**What you have to do:** Search the data for "true". Each line containing it is to be copied.

────────

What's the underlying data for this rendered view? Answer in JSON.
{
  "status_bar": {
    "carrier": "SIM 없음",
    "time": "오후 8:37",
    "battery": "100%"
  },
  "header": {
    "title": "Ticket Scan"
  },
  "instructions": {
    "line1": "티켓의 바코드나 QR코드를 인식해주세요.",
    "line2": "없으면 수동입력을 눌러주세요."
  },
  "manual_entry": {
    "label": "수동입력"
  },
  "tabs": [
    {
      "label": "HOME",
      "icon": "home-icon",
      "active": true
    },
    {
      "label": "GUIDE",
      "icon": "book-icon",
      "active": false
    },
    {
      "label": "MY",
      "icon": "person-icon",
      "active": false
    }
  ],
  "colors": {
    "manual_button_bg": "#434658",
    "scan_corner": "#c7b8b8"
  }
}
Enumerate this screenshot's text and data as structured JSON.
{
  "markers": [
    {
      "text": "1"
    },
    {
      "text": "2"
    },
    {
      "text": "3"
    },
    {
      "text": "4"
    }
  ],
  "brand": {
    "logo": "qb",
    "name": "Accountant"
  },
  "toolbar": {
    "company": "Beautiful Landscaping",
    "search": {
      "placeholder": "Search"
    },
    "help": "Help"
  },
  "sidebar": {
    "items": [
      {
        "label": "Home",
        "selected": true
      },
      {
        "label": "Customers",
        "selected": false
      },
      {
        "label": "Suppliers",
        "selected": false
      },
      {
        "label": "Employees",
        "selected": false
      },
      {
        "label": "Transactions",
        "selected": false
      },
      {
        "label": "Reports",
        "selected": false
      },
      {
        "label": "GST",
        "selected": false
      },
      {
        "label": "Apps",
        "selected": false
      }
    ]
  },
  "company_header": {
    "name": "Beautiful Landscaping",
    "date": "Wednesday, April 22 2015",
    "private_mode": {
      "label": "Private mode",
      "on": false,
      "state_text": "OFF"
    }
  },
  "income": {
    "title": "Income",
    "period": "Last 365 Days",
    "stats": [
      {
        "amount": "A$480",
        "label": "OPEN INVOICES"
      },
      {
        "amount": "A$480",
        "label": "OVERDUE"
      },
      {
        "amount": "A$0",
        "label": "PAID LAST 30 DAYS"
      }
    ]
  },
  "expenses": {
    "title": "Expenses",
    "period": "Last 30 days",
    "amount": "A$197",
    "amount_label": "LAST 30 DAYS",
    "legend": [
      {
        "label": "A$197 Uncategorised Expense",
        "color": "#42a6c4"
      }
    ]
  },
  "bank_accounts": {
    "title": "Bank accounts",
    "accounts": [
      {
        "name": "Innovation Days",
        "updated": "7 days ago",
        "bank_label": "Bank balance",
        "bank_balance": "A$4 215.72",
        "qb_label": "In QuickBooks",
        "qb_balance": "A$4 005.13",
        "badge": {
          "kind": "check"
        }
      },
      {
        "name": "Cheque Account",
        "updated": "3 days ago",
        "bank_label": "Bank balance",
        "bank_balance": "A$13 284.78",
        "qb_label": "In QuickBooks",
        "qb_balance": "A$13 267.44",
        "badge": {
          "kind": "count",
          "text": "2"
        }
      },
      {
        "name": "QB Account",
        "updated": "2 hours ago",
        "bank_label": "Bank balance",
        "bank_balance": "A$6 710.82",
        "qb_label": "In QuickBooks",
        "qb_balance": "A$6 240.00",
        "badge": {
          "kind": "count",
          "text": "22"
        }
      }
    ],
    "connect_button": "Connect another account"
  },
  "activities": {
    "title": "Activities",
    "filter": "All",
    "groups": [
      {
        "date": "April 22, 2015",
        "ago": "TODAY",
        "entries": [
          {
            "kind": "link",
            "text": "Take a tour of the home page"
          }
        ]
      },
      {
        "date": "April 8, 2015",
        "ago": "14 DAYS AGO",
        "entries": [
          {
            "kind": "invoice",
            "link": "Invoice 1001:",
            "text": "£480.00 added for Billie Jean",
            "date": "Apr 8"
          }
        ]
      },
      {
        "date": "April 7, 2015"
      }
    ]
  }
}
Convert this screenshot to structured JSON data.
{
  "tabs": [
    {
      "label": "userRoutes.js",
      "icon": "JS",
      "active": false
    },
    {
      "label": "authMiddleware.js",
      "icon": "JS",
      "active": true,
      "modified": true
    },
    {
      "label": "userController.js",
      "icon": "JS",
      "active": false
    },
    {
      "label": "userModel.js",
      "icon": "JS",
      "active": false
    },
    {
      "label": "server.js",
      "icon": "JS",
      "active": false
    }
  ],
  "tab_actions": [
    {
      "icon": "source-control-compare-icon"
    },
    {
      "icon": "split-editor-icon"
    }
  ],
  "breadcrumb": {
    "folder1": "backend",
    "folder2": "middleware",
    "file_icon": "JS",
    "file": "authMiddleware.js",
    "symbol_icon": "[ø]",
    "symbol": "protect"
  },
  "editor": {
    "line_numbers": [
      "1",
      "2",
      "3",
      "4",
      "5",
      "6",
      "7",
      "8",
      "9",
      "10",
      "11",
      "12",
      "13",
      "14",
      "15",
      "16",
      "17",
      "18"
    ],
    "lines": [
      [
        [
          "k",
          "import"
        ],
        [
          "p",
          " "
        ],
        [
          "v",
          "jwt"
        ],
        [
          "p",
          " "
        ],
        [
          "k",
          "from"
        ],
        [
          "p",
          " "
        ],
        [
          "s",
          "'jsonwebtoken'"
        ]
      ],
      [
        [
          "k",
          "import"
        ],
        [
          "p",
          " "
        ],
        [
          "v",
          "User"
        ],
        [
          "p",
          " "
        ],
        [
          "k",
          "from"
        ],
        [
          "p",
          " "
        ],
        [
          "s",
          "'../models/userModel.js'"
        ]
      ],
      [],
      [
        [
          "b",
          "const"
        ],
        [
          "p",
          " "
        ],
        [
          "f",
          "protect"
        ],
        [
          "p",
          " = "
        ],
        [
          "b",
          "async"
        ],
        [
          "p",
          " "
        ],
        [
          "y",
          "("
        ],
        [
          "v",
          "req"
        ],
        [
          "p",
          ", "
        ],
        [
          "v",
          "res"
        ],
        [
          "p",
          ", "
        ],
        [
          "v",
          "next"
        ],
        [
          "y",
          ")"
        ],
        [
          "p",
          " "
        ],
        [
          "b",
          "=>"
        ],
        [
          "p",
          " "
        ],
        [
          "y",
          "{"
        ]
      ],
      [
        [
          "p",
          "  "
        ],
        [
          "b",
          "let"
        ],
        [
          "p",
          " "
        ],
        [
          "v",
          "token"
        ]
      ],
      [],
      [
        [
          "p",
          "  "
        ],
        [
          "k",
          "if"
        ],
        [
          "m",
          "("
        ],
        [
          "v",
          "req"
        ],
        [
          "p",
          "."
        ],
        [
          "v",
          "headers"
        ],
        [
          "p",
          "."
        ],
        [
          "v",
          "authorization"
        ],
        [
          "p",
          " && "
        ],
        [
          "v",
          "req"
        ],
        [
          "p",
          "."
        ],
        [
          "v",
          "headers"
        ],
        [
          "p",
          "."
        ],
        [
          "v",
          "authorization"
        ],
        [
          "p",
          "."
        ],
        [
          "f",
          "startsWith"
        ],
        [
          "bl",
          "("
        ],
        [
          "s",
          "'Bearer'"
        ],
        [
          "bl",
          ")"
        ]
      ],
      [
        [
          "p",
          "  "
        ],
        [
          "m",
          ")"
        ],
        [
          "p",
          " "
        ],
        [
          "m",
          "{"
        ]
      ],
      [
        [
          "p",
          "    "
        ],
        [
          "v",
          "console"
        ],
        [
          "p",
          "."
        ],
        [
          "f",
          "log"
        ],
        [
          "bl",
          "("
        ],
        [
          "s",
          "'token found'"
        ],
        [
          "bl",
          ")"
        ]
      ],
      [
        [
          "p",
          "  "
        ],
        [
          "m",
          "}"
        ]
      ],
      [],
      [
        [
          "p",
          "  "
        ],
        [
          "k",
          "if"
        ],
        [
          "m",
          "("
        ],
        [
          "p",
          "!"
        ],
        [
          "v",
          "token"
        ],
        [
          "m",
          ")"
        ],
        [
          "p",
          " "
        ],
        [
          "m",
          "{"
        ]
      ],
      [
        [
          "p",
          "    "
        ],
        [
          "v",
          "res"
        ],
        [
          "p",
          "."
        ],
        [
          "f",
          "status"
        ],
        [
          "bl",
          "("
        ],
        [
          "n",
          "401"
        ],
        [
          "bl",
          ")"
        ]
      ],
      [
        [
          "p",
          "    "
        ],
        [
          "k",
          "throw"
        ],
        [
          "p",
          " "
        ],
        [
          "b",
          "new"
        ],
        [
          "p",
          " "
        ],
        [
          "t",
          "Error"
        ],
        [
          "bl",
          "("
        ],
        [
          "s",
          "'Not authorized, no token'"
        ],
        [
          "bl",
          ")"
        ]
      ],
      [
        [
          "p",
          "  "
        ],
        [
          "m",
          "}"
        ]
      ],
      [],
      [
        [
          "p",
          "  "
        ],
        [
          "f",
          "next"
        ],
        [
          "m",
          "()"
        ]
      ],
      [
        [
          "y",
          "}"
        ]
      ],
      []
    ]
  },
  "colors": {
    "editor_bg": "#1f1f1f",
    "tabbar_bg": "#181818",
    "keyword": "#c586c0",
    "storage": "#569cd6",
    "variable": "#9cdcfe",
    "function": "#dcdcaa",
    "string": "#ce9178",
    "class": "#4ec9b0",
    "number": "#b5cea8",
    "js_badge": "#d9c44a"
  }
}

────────

**Result of this task:**
      "active": true
        "selected": true
      "active": true,
      "modified": true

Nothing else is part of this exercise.